"So do I do I...”

"For My Unconquerable Soul"

Chris has muscular dystrophy and he knows it better than anyone else. The consequences of one mutated chromosome have stolen his ability to walk, jog, and run. His gargantuan, Jabba the Hutt-like frame chains him to his wheeled throne all-day, every day. He fears not being able to finish his bachelor’s degree, become a film maker, find true love, marry, or become a father. He’s afraid of death, and dying before a cure for his condition can be discovered. He is but one of the fifty-eight percent of men his age who has outlasted the disease into his early-to-mid-twenties. He wants to survive. He wants to live longer. He wants to breath deeper. He wants to sleep sounder. He wants to feel normal once more.

Recent advancements in science, medicine, and technology have and continue to give Chris, those with muscular dystrophy, and all of humanity glimmers of hope for a cure, but surely there is more that can be done now while we—the world—wait for our inevitable fates. Perhaps we can get ready for the unimaginable, but expected by listening to and for songs from the heart.

Mattie J.T. Stepanek who, like Chris, was afflicted with muscular dystrophy and who consequently died in June of 2004 from it, wrote six books of poetry known as "Heartsongs" and one book of “Just Peace” essays—all of which were published and made The New York Times bestsellers list some before and others after his death. During his life he was often a visitor on Oprah and acted as an advocate for peace following September 11th and for those with and those without muscular dystrophy. In his third book of poems, Hope through Heartsongs, Mattie wrote as a plea "For Our World":

"We need to stop. 
Just stop. 
Stop for a moment. 
We need to be silent. 
Just silent. 
Silent for a moment. … 
We need to notice. 
Just notice. 
Notice for a moment...  
In so many ways, we are the same. 
Our differences are unique treasures. 
We have, we are, a mosaic of gifts 
To nurture, to offer, to accept.”

A new dawn of acceptance awaits, one of healing and understanding, for those "unconquerable souls" weighed down and burdened by diseases both visible and invisible.

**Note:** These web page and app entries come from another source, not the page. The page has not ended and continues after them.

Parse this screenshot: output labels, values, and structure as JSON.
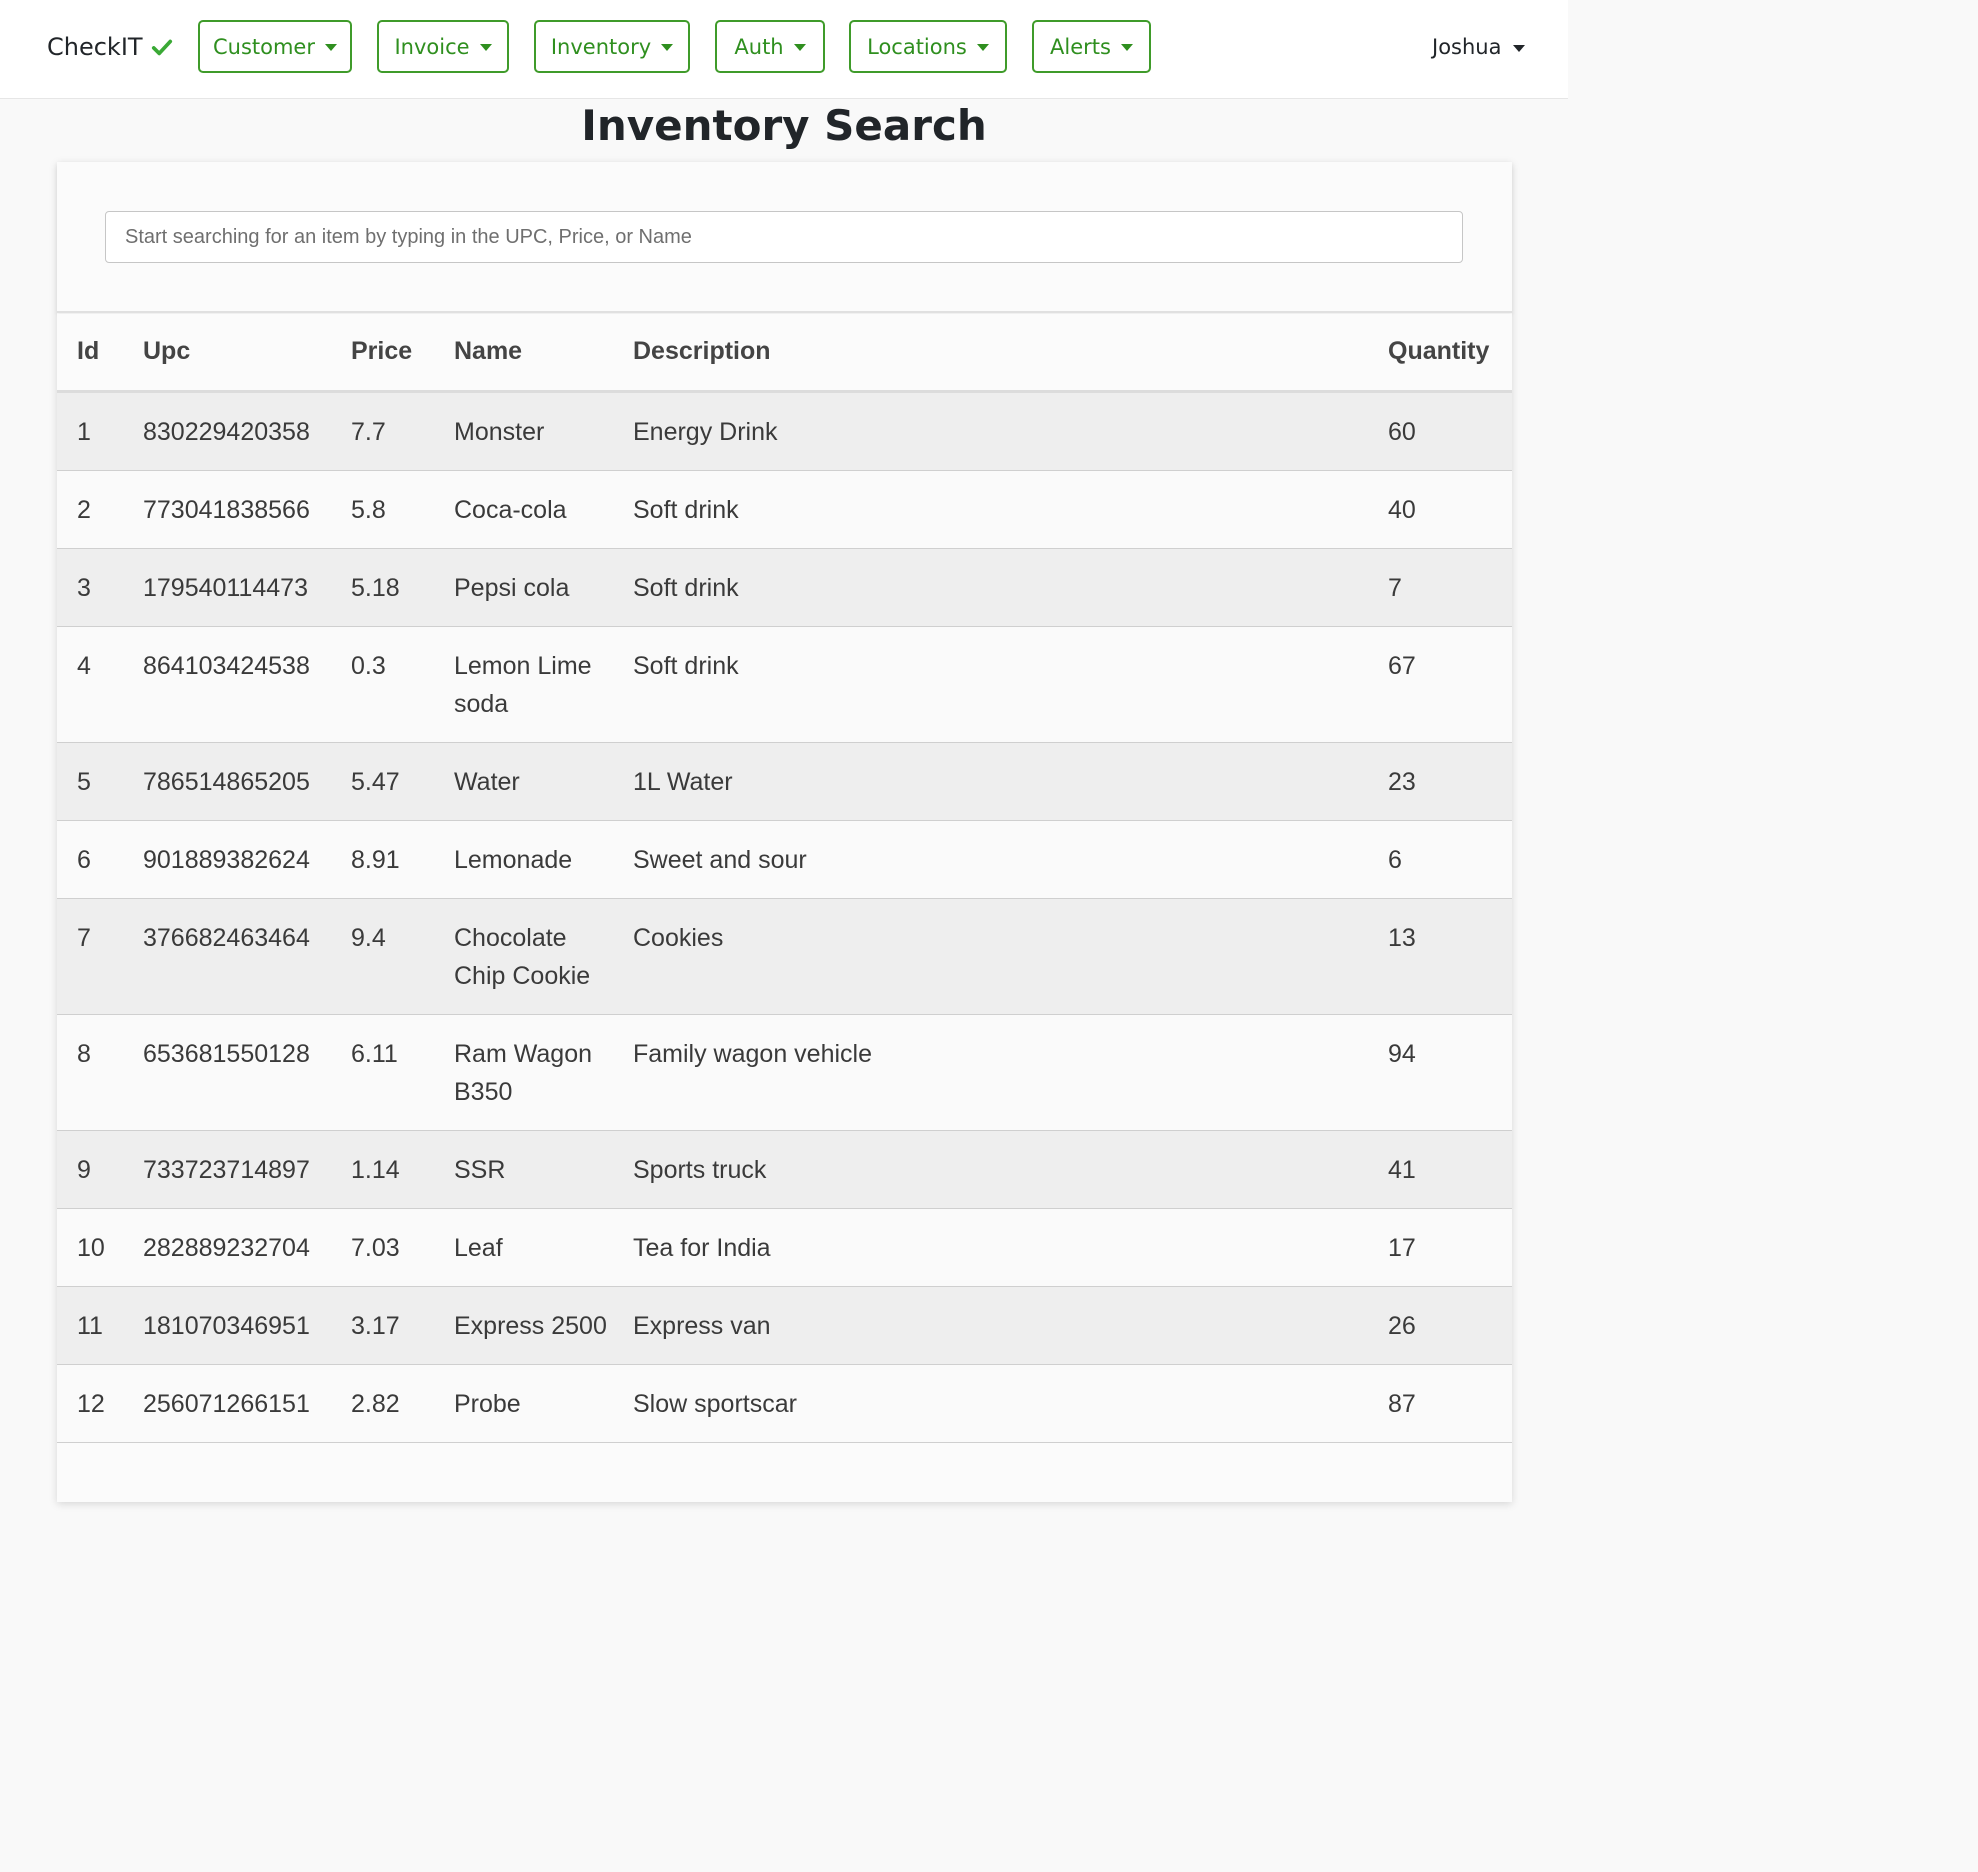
{
  "brand": {
    "name": "CheckIT",
    "icon": "checkmark-icon",
    "icon_color": "#3aa935"
  },
  "nav": {
    "menus": [
      {
        "label": "Customer"
      },
      {
        "label": "Invoice"
      },
      {
        "label": "Inventory"
      },
      {
        "label": "Auth"
      },
      {
        "label": "Locations"
      },
      {
        "label": "Alerts"
      }
    ],
    "user": "Joshua",
    "accent_color": "#3f9b2a"
  },
  "page": {
    "title": "Inventory Search"
  },
  "search": {
    "placeholder": "Start searching for an item by typing in the UPC, Price, or Name",
    "value": ""
  },
  "table": {
    "headers": [
      "Id",
      "Upc",
      "Price",
      "Name",
      "Description",
      "Quantity"
    ],
    "rows": [
      [
        "1",
        "830229420358",
        "7.7",
        "Monster",
        "Energy Drink",
        "60"
      ],
      [
        "2",
        "773041838566",
        "5.8",
        "Coca-cola",
        "Soft drink",
        "40"
      ],
      [
        "3",
        "179540114473",
        "5.18",
        "Pepsi cola",
        "Soft drink",
        "7"
      ],
      [
        "4",
        "864103424538",
        "0.3",
        "Lemon Lime soda",
        "Soft drink",
        "67"
      ],
      [
        "5",
        "786514865205",
        "5.47",
        "Water",
        "1L Water",
        "23"
      ],
      [
        "6",
        "901889382624",
        "8.91",
        "Lemonade",
        "Sweet and sour",
        "6"
      ],
      [
        "7",
        "376682463464",
        "9.4",
        "Chocolate Chip Cookie",
        "Cookies",
        "13"
      ],
      [
        "8",
        "653681550128",
        "6.11",
        "Ram Wagon B350",
        "Family wagon vehicle",
        "94"
      ],
      [
        "9",
        "733723714897",
        "1.14",
        "SSR",
        "Sports truck",
        "41"
      ],
      [
        "10",
        "282889232704",
        "7.03",
        "Leaf",
        "Tea for India",
        "17"
      ],
      [
        "11",
        "181070346951",
        "3.17",
        "Express 2500",
        "Express van",
        "26"
      ],
      [
        "12",
        "256071266151",
        "2.82",
        "Probe",
        "Slow sportscar",
        "87"
      ]
    ]
  }
}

Every person, everyday, fights a war within themselves we would never dream of enlisting in. They walk (or wheel) off the battlefields of their hearts, "bloody, but unbowed." These hidden and unhidden heroes; these masters of fate; these captains of soul; these prayers for peace; these heart singers are our solace—their examples are our Invictus.

And now, let us pray,  
Differently, yet together,  
Before there is no earth, no life,
No chance for peace"